But what really drives me up the wall is the attitude that accompanies most clubs. As darling Jamie T puts it “if you got the money” you can pretty much walk through whichever doors you desire. But if you don’t, you have to network your way into a club, which primarily constitutes genuflection to the point of knee injury. Seeing as I'm not especially inclined to shell out an extortionate amount of money for my membership, nor will I run the risk of doing permanent damage to my knees (not to mention my pride) I don’t plan on becoming a permanent member any time soon. Perhaps that’s why Jeffrey Bernard’s most beloved drinking spot was the Coach and Horses pub and not Gerry’s, Blacks, or the Colony Room – because when anyone can get in, sure it might be more annoying, more tedious, and less appealing to the snobby elitist in me who enjoys exclusivity, but at least things happen in places where regulation doesn’t exist. In many ways members clubs simply play on the insecurities of people who want to feel like they belong and who want to believe that exclusivity makes them superior. It’s curious that most of the people in the club last night would absolutely lambaste the idea of a paying £3,000 for a status handbag, but are happy to do essentially the same thing in paying the, admittedly less expensive than a Prada handbag, annual fee for admission into clubs, some of which aren’t even very nice inside and stuffed with the most eccentrically tedious people in London.

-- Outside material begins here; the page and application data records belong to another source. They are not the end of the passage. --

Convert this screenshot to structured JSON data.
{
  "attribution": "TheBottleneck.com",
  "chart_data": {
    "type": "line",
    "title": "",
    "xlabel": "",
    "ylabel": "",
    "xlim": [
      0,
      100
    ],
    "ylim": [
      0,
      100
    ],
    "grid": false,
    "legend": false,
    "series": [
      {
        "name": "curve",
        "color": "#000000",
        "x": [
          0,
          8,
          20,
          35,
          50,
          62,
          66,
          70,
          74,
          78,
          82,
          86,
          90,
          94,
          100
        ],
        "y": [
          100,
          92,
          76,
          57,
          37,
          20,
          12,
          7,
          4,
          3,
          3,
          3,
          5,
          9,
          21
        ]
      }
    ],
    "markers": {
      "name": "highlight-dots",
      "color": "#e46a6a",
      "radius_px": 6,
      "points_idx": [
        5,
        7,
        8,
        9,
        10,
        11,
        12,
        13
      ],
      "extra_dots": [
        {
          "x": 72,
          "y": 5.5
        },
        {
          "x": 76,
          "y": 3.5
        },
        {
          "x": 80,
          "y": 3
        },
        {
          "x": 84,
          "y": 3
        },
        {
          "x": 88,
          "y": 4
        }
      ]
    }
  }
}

So in salute to the increasingly fascinating Mr Bernard, I shall endeavour to be more decadent, less diplomatic, and in constant pursuit of my own pleasure, which means staying away from members clubs in Soho. Unless they let me in for free, of course.
Here’s to being a Low Life…